* _Data excerpts_:
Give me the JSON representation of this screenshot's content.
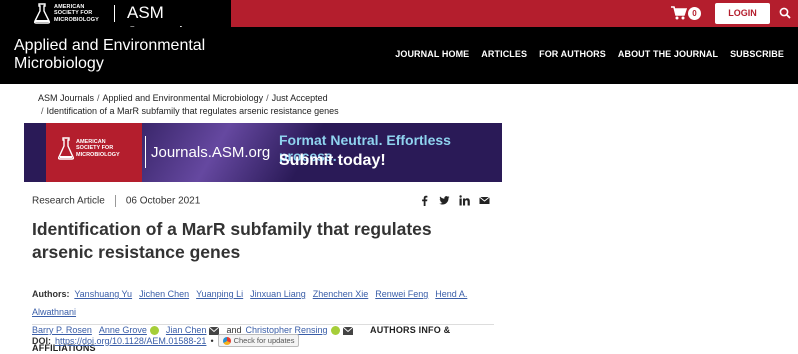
{
  "topbar": {
    "society_lines": [
      "AMERICAN",
      "SOCIETY FOR",
      "MICROBIOLOGY"
    ],
    "site_name": "ASM Journals",
    "cart_count": "0",
    "login_label": "LOGIN"
  },
  "journal": {
    "title": "Applied and Environmental Microbiology",
    "nav": [
      "JOURNAL HOME",
      "ARTICLES",
      "FOR AUTHORS",
      "ABOUT THE JOURNAL",
      "SUBSCRIBE"
    ]
  },
  "breadcrumb": {
    "items": [
      "ASM Journals",
      "Applied and Environmental Microbiology",
      "Just Accepted"
    ],
    "current": "Identification of a MarR subfamily that regulates arsenic resistance genes"
  },
  "ad": {
    "society_lines": [
      "AMERICAN",
      "SOCIETY FOR",
      "MICROBIOLOGY"
    ],
    "url": "Journals.ASM.org",
    "tagline1": "Format Neutral.  Effortless process.",
    "tagline2": "Submit today!"
  },
  "article": {
    "type": "Research Article",
    "date": "06 October 2021",
    "title": "Identification of a MarR subfamily that regulates arsenic resistance genes",
    "authors_label": "Authors",
    "authors": [
      "Yanshuang Yu",
      "Jichen Chen",
      "Yuanping Li",
      "Jinxuan Liang",
      "Zhenchen Xie",
      "Renwei Feng",
      "Hend A. Alwathnani",
      "Barry P. Rosen",
      "Anne Grove",
      "Jian Chen",
      "Christopher Rensing"
    ],
    "and_text": "and",
    "authors_info": "AUTHORS INFO & AFFILIATIONS",
    "doi_label": "DOI:",
    "doi": "https://doi.org/10.1128/AEM.01588-21",
    "bullet": "•",
    "check_updates": "Check for updates"
  }
}
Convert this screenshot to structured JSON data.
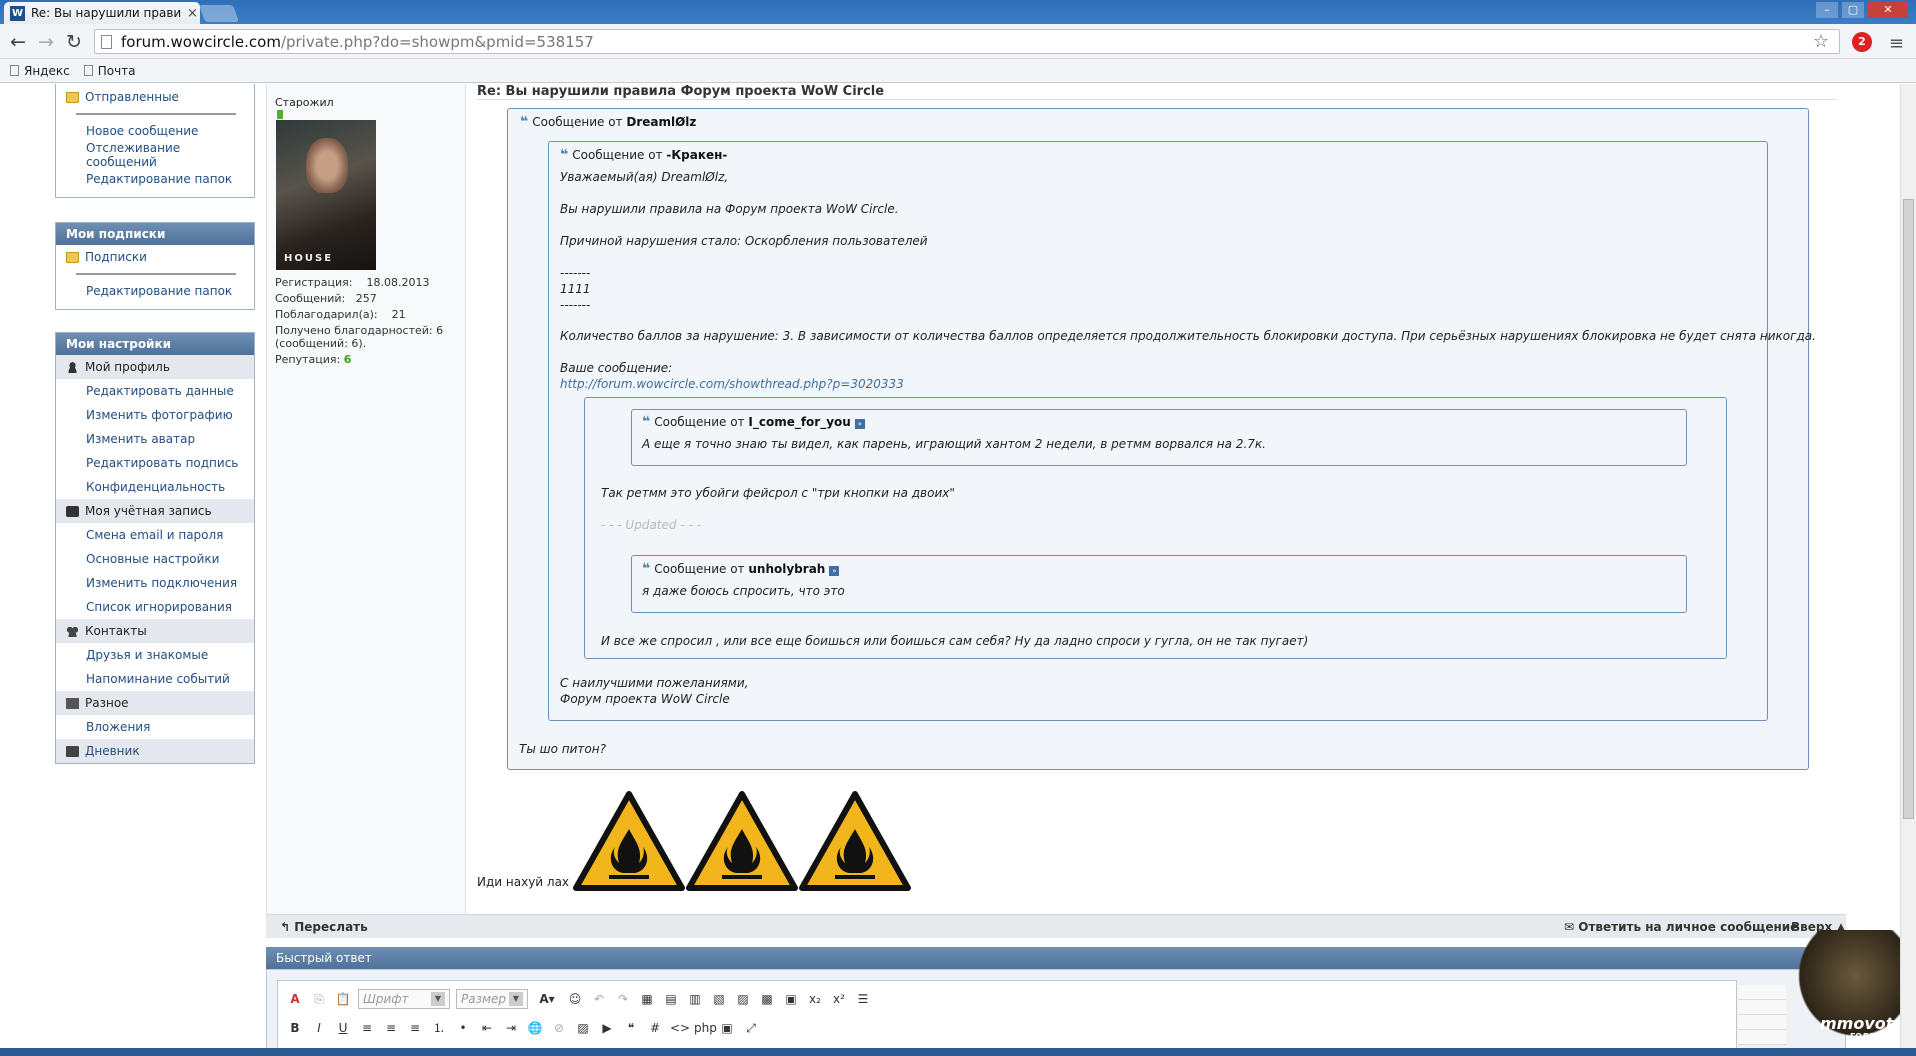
{
  "browser": {
    "tab_title": "Re: Вы нарушили прави…",
    "tab_close": "×",
    "url_host": "forum.wowcircle.com",
    "url_path": "/private.php?do=showpm&pmid=538157",
    "bookmarks": [
      "Яндекс",
      "Почта"
    ],
    "ext_badge": "2"
  },
  "sidebar": {
    "folders": {
      "sent": "Отправленные",
      "items": [
        "Новое сообщение",
        "Отслеживание сообщений",
        "Редактирование папок"
      ]
    },
    "subscriptions": {
      "title": "Мои подписки",
      "folder": "Подписки",
      "items": [
        "Редактирование папок"
      ]
    },
    "settings": {
      "title": "Мои настройки",
      "profile": "Мой профиль",
      "profile_items": [
        "Редактировать данные",
        "Изменить фотографию",
        "Изменить аватар",
        "Редактировать подпись",
        "Конфиденциальность"
      ],
      "account": "Моя учётная запись",
      "account_items": [
        "Смена email и пароля",
        "Основные настройки",
        "Изменить подключения",
        "Список игнорирования"
      ],
      "contacts": "Контакты",
      "contacts_items": [
        "Друзья и знакомые",
        "Напоминание событий"
      ],
      "misc": "Разное",
      "misc_items": [
        "Вложения"
      ],
      "diary": "Дневник"
    }
  },
  "user": {
    "title": "Старожил",
    "avatar_logo": "HOUSE",
    "reg_label": "Регистрация:",
    "reg_value": "18.08.2013",
    "posts_label": "Сообщений:",
    "posts_value": "257",
    "thanked_label": "Поблагодарил(а):",
    "thanked_value": "21",
    "received_line1": "Получено благодарностей: 6",
    "received_line2": "(сообщений: 6).",
    "rep_label": "Репутация:",
    "rep_value": "6"
  },
  "post": {
    "title": "Re: Вы нарушили правила Форум проекта WoW Circle",
    "quote_prefix": "Сообщение от",
    "q1_author": "DreamlØlz",
    "q2_author": "-Кракен-",
    "q2_lines": {
      "greeting": "Уважаемый(ая) DreamlØlz,",
      "violation": "Вы нарушили правила на Форум проекта WoW Circle.",
      "reason": "Причиной нарушения стало: Оскорбления пользователей",
      "dash1": "-------",
      "code": "1111",
      "dash2": "-------",
      "points": "Количество баллов за нарушение: 3. В зависимости от количества баллов определяется продолжительность блокировки доступа. При серьёзных нарушениях блокировка не будет снята никогда.",
      "your_message": "Ваше сообщение:",
      "link": "http://forum.wowcircle.com/showthread.php?p=3020333",
      "regards": "С наилучшими пожеланиями,",
      "signature": "Форум проекта WoW Circle"
    },
    "q4_author": "I_come_for_you",
    "q4_text": "А еще я точно знаю ты видел, как парень, играющий хантом 2 недели, в ретмм ворвался на 2.7к.",
    "reply1": "Так ретмм это убойги фейсрол с \"три кнопки на двоих\"",
    "updated": "- - - Updated - - -",
    "q5_author": "unholybrah",
    "q5_text": "я даже боюсь спросить, что это",
    "reply2": "И все же спросил , или все еще боишься или боишься сам себя? Ну да ладно спроси у гугла, он не так пугает)",
    "outer_reply": "Ты шо питон?",
    "plain": "Иди нахуй лах"
  },
  "footer": {
    "forward": "Переслать",
    "reply_pm": "Ответить на личное сообщение",
    "top": "Вверх",
    "quick_reply": "Быстрый ответ",
    "font_placeholder": "Шрифт",
    "size_placeholder": "Размер"
  },
  "ad": {
    "brand": "mmovote",
    "sub": "ГОЛОСУЙ"
  },
  "colors": {
    "accent": "#4f729b",
    "link": "#224e82",
    "quote_border": "#6e93b8",
    "warning_yellow": "#f2b51c"
  }
}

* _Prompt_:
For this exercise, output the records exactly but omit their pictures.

* _Exercise result_:
Give me the JSON representation of this screenshot's content.
{
  "topbar": {
    "society_lines": [
      "AMERICAN",
      "SOCIETY FOR",
      "MICROBIOLOGY"
    ],
    "site_name": "ASM Journals",
    "cart_count": "0",
    "login_label": "LOGIN"
  },
  "journal": {
    "title": "Applied and Environmental Microbiology",
    "nav": [
      "JOURNAL HOME",
      "ARTICLES",
      "FOR AUTHORS",
      "ABOUT THE JOURNAL",
      "SUBSCRIBE"
    ]
  },
  "breadcrumb": {
    "items": [
      "ASM Journals",
      "Applied and Environmental Microbiology",
      "Just Accepted"
    ],
    "current": "Identification of a MarR subfamily that regulates arsenic resistance genes"
  },
  "ad": {
    "society_lines": [
      "AMERICAN",
      "SOCIETY FOR",
      "MICROBIOLOGY"
    ],
    "url": "Journals.ASM.org",
    "tagline1": "Format Neutral.  Effortless process.",
    "tagline2": "Submit today!"
  },
  "article": {
    "type": "Research Article",
    "date": "06 October 2021",
    "title": "Identification of a MarR subfamily that regulates arsenic resistance genes",
    "authors_label": "Authors",
    "authors": [
      "Yanshuang Yu",
      "Jichen Chen",
      "Yuanping Li",
      "Jinxuan Liang",
      "Zhenchen Xie",
      "Renwei Feng",
      "Hend A. Alwathnani",
      "Barry P. Rosen",
      "Anne Grove",
      "Jian Chen",
      "Christopher Rensing"
    ],
    "and_text": "and",
    "authors_info": "AUTHORS INFO & AFFILIATIONS",
    "doi_label": "DOI:",
    "doi": "https://doi.org/10.1128/AEM.01588-21",
    "bullet": "•",
    "check_updates": "Check for updates"
  }
}
Convert this screenshot to structured JSON data.
{
  "browser": {
    "tab_title": "Re: Вы нарушили прави…",
    "tab_close": "×",
    "url_host": "forum.wowcircle.com",
    "url_path": "/private.php?do=showpm&pmid=538157",
    "bookmarks": [
      "Яндекс",
      "Почта"
    ],
    "ext_badge": "2"
  },
  "sidebar": {
    "folders": {
      "sent": "Отправленные",
      "items": [
        "Новое сообщение",
        "Отслеживание сообщений",
        "Редактирование папок"
      ]
    },
    "subscriptions": {
      "title": "Мои подписки",
      "folder": "Подписки",
      "items": [
        "Редактирование папок"
      ]
    },
    "settings": {
      "title": "Мои настройки",
      "profile": "Мой профиль",
      "profile_items": [
        "Редактировать данные",
        "Изменить фотографию",
        "Изменить аватар",
        "Редактировать подпись",
        "Конфиденциальность"
      ],
      "account": "Моя учётная запись",
      "account_items": [
        "Смена email и пароля",
        "Основные настройки",
        "Изменить подключения",
        "Список игнорирования"
      ],
      "contacts": "Контакты",
      "contacts_items": [
        "Друзья и знакомые",
        "Напоминание событий"
      ],
      "misc": "Разное",
      "misc_items": [
        "Вложения"
      ],
      "diary": "Дневник"
    }
  },
  "user": {
    "title": "Старожил",
    "avatar_logo": "HOUSE",
    "reg_label": "Регистрация:",
    "reg_value": "18.08.2013",
    "posts_label": "Сообщений:",
    "posts_value": "257",
    "thanked_label": "Поблагодарил(а):",
    "thanked_value": "21",
    "received_line1": "Получено благодарностей: 6",
    "received_line2": "(сообщений: 6).",
    "rep_label": "Репутация:",
    "rep_value": "6"
  },
  "post": {
    "title": "Re: Вы нарушили правила Форум проекта WoW Circle",
    "quote_prefix": "Сообщение от",
    "q1_author": "DreamlØlz",
    "q2_author": "-Кракен-",
    "q2_lines": {
      "greeting": "Уважаемый(ая) DreamlØlz,",
      "violation": "Вы нарушили правила на Форум проекта WoW Circle.",
      "reason": "Причиной нарушения стало: Оскорбления пользователей",
      "dash1": "-------",
      "code": "1111",
      "dash2": "-------",
      "points": "Количество баллов за нарушение: 3. В зависимости от количества баллов определяется продолжительность блокировки доступа. При серьёзных нарушениях блокировка не будет снята никогда.",
      "your_message": "Ваше сообщение:",
      "link": "http://forum.wowcircle.com/showthread.php?p=3020333",
      "regards": "С наилучшими пожеланиями,",
      "signature": "Форум проекта WoW Circle"
    },
    "q4_author": "I_come_for_you",
    "q4_text": "А еще я точно знаю ты видел, как парень, играющий хантом 2 недели, в ретмм ворвался на 2.7к.",
    "reply1": "Так ретмм это убойги фейсрол с \"три кнопки на двоих\"",
    "updated": "- - - Updated - - -",
    "q5_author": "unholybrah",
    "q5_text": "я даже боюсь спросить, что это",
    "reply2": "И все же спросил , или все еще боишься или боишься сам себя? Ну да ладно спроси у гугла, он не так пугает)",
    "outer_reply": "Ты шо питон?",
    "plain": "Иди нахуй лах"
  },
  "footer": {
    "forward": "Переслать",
    "reply_pm": "Ответить на личное сообщение",
    "top": "Вверх",
    "quick_reply": "Быстрый ответ",
    "font_placeholder": "Шрифт",
    "size_placeholder": "Размер"
  },
  "ad": {
    "brand": "mmovote",
    "sub": "ГОЛОСУЙ"
  },
  "colors": {
    "accent": "#4f729b",
    "link": "#224e82",
    "quote_border": "#6e93b8",
    "warning_yellow": "#f2b51c"
  }
}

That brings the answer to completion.